A complete response lists each line of the data below that includes the word "Zelah".

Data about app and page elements
────────

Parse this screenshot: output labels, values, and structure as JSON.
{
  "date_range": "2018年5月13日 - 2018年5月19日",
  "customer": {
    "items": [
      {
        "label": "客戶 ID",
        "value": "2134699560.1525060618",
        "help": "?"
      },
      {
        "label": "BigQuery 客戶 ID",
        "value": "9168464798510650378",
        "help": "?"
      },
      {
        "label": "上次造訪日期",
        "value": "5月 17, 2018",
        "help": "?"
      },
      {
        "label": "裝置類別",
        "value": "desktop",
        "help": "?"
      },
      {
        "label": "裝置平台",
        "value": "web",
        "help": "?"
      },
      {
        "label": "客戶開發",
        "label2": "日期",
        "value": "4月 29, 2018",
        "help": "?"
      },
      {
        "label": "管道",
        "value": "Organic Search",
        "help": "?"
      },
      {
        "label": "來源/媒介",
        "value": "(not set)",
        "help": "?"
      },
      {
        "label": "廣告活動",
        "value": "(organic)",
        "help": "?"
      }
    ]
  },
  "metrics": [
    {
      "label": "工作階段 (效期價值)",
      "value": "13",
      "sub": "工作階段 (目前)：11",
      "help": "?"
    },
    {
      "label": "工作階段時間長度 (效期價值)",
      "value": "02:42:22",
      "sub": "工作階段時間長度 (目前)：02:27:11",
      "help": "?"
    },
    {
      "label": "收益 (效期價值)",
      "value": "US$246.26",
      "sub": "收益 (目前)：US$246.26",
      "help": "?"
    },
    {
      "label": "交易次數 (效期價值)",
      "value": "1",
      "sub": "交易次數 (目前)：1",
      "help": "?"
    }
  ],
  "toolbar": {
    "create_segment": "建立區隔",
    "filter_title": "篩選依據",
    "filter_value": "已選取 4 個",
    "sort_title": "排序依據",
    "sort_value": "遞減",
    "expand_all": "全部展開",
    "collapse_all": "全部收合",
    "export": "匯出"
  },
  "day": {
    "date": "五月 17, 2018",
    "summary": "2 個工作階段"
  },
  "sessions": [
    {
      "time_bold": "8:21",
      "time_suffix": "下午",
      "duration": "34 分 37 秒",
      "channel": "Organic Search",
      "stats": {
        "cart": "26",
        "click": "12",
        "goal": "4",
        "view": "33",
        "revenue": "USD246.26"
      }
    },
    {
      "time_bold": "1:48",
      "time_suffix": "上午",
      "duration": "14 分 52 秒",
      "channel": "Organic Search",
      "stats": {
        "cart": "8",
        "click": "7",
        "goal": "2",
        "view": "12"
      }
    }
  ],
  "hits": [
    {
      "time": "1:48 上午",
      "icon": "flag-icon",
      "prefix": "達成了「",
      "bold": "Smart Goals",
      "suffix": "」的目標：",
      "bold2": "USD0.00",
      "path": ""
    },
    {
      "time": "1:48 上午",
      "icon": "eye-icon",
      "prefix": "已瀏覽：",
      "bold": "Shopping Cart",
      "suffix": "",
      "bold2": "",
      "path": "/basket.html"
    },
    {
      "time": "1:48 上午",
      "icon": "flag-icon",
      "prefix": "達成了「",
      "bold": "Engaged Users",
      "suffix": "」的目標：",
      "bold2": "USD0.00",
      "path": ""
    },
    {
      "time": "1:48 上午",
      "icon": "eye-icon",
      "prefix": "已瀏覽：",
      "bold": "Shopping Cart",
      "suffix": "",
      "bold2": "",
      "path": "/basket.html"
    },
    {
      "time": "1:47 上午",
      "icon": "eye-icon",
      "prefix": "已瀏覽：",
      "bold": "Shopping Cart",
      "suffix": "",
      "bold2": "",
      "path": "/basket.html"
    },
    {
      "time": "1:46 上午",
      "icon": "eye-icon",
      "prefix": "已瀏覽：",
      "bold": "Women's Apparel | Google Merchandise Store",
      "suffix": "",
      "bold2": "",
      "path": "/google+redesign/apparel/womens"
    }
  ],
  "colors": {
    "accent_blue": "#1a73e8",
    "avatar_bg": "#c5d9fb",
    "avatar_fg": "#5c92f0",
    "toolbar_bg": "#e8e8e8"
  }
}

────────

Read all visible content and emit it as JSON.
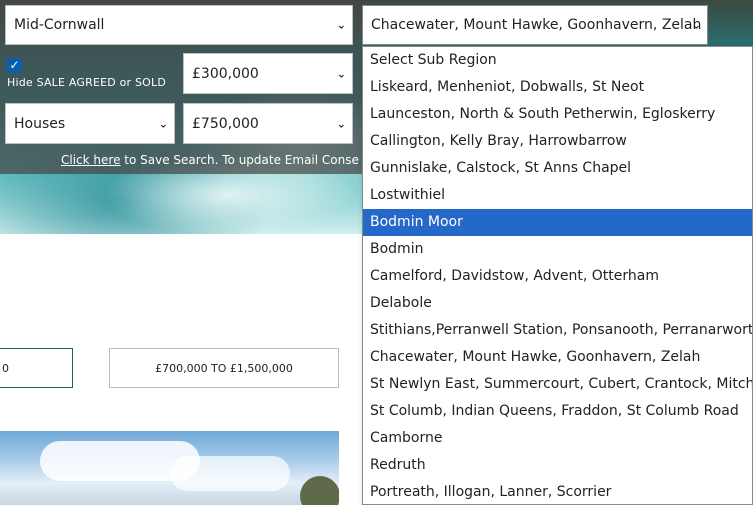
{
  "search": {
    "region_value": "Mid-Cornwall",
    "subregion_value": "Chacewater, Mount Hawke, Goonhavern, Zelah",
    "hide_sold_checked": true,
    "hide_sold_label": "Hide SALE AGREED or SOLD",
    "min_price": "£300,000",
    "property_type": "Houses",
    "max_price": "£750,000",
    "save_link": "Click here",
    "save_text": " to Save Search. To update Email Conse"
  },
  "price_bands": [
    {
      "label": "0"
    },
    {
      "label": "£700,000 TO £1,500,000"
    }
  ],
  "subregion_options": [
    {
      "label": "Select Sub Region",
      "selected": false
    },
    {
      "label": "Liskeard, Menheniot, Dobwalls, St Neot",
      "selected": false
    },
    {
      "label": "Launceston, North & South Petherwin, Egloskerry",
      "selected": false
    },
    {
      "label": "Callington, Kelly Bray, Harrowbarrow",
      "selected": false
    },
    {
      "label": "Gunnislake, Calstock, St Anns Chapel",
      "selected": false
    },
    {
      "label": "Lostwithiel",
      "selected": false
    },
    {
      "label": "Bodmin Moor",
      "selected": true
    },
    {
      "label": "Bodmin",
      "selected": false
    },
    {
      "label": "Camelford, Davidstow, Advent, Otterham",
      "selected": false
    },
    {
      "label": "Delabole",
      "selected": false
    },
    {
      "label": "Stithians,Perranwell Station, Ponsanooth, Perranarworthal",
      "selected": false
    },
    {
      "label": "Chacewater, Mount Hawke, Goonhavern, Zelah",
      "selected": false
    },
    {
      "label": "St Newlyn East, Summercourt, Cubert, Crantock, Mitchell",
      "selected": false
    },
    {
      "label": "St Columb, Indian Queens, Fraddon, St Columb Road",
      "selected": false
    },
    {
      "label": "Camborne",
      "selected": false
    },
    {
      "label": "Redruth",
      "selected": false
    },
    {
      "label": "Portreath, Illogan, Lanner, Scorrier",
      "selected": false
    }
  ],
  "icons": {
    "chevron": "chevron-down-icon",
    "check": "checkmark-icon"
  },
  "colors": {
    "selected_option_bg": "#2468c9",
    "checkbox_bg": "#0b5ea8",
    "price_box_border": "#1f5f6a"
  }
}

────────

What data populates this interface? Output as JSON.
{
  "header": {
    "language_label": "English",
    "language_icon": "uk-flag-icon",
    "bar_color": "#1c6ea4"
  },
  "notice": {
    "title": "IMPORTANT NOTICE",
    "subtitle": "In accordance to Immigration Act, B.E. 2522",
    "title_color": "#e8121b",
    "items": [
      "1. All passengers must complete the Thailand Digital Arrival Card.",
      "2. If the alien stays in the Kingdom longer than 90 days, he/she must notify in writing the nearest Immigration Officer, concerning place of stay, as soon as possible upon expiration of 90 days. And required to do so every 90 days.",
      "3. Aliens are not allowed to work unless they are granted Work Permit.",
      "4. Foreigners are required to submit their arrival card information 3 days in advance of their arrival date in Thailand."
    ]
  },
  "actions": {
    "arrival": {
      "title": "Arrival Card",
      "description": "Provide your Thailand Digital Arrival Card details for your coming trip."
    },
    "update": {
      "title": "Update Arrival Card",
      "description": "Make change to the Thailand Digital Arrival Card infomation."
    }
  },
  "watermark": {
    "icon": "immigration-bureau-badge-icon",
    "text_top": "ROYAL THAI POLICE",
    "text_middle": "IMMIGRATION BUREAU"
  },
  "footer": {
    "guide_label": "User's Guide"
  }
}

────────

WRITTEN SOLUTION:
    "subregion_value": "Chacewater, Mount Hawke, Goonhavern, Zelah",
      "label": "Chacewater, Mount Hawke, Goonhavern, Zelah",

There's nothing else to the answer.